What Is Powdered Alcohol?

On April 21st, the federal government reversed it’s 13 day old decision to give Palcohol “label approval.”¬† CBS was quick to release a story about the potential health risks from powdered alcohol. To summarize, CBS stated that (1) it was marketed (with a wink) to minors; (2) people would likely try to snort it; (3) people would likely ingest too much of it; (4) people would bring it to places where alcohol was banned (college sporting events, school dances, etc…) and (5) that it could lead to more accidents, including drunk driving.

TIME released an article on the same day that didn’t add much to the story. What is significant is that multiple media outlets reported this story and did a good job explaining the public health risks.

The Palcohol website doesn’t provide much quality information, but does describe the owner’s background in detail and offers their stream-of-consciousness marketing ideas.

By far, the best article I came across was this one by CNN. It discusses how General Foods tried to push powdered alcohol in the 1970’s and how it was blocked by the states.

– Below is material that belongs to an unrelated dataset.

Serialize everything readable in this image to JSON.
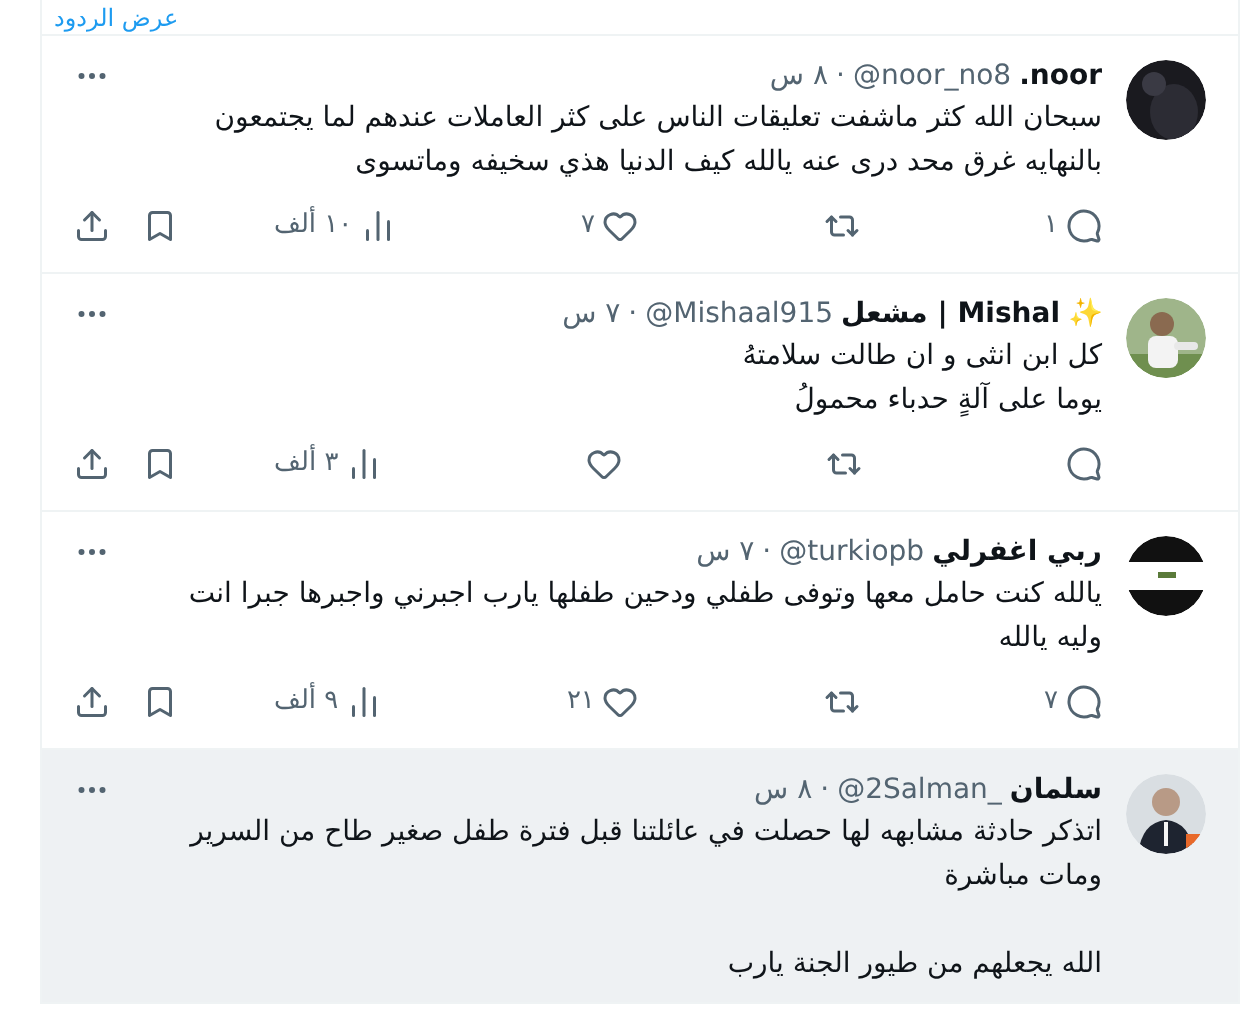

The good news is that we are unlikely to see this hit the market any time soon. If it were to somehow get full federal approval, I expect that we would see a couple of disasters on college campuses that would lead to a series of state level bans (think Four Loko and the 2010 bans Рincidentally, the company that makes Four Loko just announced that it will stop making Four Loko altogether).